Our approach was to do a hundred things that made a difference. This summer we monitored ourinterventions. Rarely did the inside of the house top 24C. Even during that horror heatwaveearlier this month we stayed under 27C. By early evening we were enjoying – yes, enjoying –outside life on our verandas and in our garden.

Our list of renovations included some heavier hitting: whirlybirds on the roof and thicker ceilinginsulation. Then we added a vertical drop metal shutter on a large western window.

And there were smaller measures. Close fitting interior Holland blinds are cheap and effective. Weswapped two bulky heat-absorbing metal door and window frames for wooden varieties. Someirritating carpeted areas were stripped leaving a cool concrete slab which we covered in slate. Wefilled the verandas with large pots of flowers and herbs. A heat reflecting lawn area near the housewas allowed to grow a little wilder. We refreshed the kitchen and interior walls with lighter colours.

A fridge and a freezer and their ageing hot pump units were sent packing.

Throw in shorts, loose t-shirts, a very good iced-tea recipe from Spain, good books and a large jigsaw puzzle and our summer holidays were well spent.

Obviously not everyone has the house options we have. But everyone can benefit from better neighbourhood-scale adaptions to heat. There are lessonsfrom overseas cities – like Madrid – for coping with hot days, where good urban design meanspeople enjoy local parks and water bodies, outside-eateries, shady plazas and pathways.

There are lessons too from Canberra, of all places. We ventured to the national capital in the heat ofJanuary for a few days at the galleries. Each evening we walked to local high streets in Kingston andManuka. The footpaths are well kept and covered by tree canopies – not pruned to an inch of theirlives by power-line maintenance crews.

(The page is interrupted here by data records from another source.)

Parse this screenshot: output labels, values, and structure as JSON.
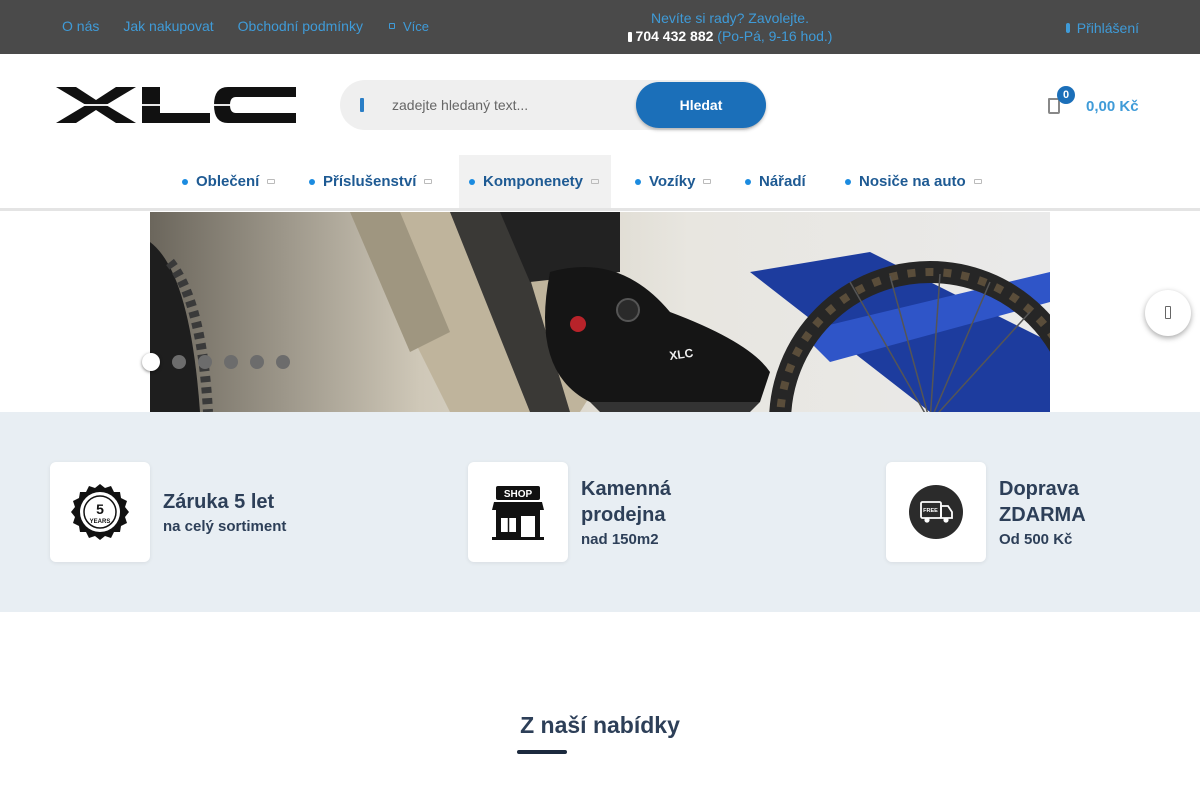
{
  "topbar": {
    "links": [
      "O nás",
      "Jak nakupovat",
      "Obchodní podmínky"
    ],
    "more_label": "Více",
    "contact_question": "Nevíte si rady? Zavolejte.",
    "phone": "704 432 882",
    "hours": "(Po-Pá, 9-16 hod.)",
    "login_label": "Přihlášení",
    "link_color": "#3f9bd8"
  },
  "header": {
    "logo_text": "XLC",
    "search_placeholder": "zadejte hledaný text...",
    "search_button": "Hledat",
    "cart_count": "0",
    "cart_total": "0,00 Kč",
    "accent_color": "#1b6fb9"
  },
  "nav": {
    "items": [
      {
        "label": "Oblečení",
        "has_submenu": true
      },
      {
        "label": "Příslušenství",
        "has_submenu": true
      },
      {
        "label": "Komponenety",
        "has_submenu": true,
        "active": true
      },
      {
        "label": "Vozíky",
        "has_submenu": true
      },
      {
        "label": "Nářadí",
        "has_submenu": false
      },
      {
        "label": "Nosiče na auto",
        "has_submenu": true
      }
    ]
  },
  "hero": {
    "slides": 6,
    "active_slide": 1,
    "shoe_logo_text": "XLC"
  },
  "benefits": [
    {
      "title": "Záruka 5 let",
      "subtitle": "na celý sortiment",
      "icon": "warranty-badge-icon",
      "badge_number": "5",
      "badge_text": "YEARS"
    },
    {
      "title": "Kamenná prodejna",
      "subtitle": "nad 150m2",
      "icon": "shop-icon",
      "badge_text": "SHOP"
    },
    {
      "title": "Doprava ZDARMA",
      "subtitle": "Od 500 Kč",
      "icon": "free-shipping-icon",
      "badge_text": "FREE"
    }
  ],
  "section": {
    "title": "Z naší nabídky"
  }
}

The shopping centres are clean with cared-for plant boxesand quality pavements meaning patrons don’t wrestle with unstable café tables and chairs. Sensibleliquor laws enable families to enjoy good food and a civilised drink at reasonable prices.

Fingers ofparkland invite strollers and their ice creams down to the edge of Lake Burley Griffin – an artificialwater body created by damming a small river, it is worth noting. In all, an otherwise hostile hotvalley a long way from the coast has been turned into a pleasant place to be in the middle ofsummer. Heat is sucked out of these Canberra neighbourhoods by the effects of many smallmeasures, most of them inexpensive.

Summer in has long been a time to be on the coast. For generations there has been plenty of beach to go around. Now, in a bigger growing , summer at the beach means expensiverentals or congested day trips. We need to appreciate life beyond the beach.

There are easy gains away from the air-con switch.

Phillip O’Neill is professor of economic geography at Western Sydney University.